● PROBLEM
Please state how many lines in the records below contain the word "screenshot", giving only the number.

● RECORDS SUPPLIED
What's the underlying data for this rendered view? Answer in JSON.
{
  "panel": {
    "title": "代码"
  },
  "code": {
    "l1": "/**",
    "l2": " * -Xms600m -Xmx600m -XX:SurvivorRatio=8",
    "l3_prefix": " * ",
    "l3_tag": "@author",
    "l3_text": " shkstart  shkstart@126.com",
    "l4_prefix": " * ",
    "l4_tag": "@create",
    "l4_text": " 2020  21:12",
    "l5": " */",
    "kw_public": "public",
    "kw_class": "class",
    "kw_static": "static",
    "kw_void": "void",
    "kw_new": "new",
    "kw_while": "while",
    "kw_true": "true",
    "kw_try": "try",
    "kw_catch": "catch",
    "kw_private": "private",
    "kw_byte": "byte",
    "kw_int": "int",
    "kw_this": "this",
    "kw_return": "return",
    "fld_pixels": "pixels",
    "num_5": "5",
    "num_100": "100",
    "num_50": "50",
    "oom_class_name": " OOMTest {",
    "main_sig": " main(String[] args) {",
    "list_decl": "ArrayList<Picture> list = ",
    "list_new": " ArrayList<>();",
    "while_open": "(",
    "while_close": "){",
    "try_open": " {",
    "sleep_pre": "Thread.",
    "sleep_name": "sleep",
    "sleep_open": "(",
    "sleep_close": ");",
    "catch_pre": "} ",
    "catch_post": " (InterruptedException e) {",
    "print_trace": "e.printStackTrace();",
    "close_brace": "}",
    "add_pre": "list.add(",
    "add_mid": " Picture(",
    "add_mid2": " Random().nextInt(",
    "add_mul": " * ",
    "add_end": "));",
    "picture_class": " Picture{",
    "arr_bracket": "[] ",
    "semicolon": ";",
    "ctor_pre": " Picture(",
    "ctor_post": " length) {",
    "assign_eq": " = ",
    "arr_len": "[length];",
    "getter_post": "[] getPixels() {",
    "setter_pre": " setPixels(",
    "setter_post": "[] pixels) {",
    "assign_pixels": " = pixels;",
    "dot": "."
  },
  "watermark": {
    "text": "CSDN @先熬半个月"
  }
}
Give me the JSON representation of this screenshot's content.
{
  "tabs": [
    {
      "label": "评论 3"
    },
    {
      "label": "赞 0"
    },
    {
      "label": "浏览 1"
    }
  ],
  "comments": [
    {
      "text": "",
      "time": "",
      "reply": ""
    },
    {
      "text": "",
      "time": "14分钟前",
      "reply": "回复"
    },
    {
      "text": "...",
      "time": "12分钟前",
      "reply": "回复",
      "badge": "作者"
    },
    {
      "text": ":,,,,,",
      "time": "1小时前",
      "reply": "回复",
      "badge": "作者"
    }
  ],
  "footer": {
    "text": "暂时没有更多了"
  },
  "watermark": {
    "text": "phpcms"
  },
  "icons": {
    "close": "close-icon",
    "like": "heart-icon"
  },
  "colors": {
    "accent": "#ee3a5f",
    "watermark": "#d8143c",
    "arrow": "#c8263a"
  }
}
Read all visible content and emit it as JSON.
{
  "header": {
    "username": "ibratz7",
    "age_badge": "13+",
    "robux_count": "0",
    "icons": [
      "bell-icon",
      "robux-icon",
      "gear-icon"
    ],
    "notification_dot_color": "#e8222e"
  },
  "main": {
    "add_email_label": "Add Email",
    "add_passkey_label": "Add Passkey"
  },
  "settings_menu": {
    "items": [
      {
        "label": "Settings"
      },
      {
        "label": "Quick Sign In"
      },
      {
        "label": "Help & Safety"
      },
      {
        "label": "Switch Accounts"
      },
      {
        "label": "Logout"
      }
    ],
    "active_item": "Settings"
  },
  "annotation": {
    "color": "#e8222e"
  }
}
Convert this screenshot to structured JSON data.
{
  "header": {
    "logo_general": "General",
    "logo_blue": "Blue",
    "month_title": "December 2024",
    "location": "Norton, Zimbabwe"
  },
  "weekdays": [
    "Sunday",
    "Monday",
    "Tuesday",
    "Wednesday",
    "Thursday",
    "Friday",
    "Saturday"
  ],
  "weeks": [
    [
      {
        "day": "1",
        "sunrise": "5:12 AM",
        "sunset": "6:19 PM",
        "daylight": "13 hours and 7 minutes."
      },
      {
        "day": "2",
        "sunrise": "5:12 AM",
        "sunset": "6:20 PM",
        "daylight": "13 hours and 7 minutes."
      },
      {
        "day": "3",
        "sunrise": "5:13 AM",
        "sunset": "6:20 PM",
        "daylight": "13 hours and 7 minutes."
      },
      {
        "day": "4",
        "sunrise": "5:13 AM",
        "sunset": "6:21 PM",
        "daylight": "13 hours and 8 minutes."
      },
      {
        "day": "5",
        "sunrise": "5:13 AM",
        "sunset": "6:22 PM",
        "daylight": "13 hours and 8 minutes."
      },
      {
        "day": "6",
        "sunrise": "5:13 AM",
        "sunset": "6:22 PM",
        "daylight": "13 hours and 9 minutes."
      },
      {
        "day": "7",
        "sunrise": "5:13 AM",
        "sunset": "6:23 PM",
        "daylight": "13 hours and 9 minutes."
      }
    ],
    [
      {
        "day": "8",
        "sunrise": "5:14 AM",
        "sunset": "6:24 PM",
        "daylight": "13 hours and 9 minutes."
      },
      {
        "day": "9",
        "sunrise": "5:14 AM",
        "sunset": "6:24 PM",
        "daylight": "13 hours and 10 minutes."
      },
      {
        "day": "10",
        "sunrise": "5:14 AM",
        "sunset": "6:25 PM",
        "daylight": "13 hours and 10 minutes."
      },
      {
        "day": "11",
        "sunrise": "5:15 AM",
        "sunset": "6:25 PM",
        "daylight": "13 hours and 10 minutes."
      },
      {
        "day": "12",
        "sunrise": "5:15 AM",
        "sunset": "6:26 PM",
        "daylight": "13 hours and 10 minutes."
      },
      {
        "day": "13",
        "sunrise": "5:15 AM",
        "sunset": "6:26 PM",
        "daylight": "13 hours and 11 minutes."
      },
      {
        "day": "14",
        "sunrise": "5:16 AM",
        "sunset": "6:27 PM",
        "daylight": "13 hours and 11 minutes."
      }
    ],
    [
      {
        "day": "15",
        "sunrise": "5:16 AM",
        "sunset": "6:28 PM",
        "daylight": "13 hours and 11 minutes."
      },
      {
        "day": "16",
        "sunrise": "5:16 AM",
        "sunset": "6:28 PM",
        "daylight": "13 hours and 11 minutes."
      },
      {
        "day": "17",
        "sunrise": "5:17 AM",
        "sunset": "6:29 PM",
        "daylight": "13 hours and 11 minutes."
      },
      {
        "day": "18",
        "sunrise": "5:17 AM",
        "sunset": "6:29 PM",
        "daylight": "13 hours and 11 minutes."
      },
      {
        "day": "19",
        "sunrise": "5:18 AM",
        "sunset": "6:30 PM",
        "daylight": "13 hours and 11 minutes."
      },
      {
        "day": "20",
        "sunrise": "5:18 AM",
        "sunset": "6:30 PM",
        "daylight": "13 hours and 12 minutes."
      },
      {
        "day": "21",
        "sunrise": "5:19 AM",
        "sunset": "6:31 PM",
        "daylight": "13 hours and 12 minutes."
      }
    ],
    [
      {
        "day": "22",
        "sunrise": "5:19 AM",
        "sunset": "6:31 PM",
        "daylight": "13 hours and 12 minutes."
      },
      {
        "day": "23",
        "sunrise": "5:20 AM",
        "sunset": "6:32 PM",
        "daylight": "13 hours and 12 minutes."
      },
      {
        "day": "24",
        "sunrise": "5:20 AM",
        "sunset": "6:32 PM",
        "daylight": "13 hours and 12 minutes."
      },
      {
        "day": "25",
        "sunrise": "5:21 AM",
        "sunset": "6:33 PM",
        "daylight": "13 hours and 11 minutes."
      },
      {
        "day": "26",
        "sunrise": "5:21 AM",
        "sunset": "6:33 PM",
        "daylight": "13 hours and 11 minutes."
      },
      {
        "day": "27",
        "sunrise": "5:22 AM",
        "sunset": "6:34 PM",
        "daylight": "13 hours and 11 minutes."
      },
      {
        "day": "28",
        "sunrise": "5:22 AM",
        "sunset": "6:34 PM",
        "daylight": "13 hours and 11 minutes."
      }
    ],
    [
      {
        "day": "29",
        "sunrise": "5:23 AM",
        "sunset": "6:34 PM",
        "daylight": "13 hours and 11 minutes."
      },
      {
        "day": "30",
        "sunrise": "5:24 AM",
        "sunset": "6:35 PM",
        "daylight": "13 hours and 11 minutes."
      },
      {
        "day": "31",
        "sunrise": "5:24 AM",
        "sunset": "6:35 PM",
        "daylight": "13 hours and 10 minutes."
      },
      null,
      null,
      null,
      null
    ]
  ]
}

● RESPONSE
2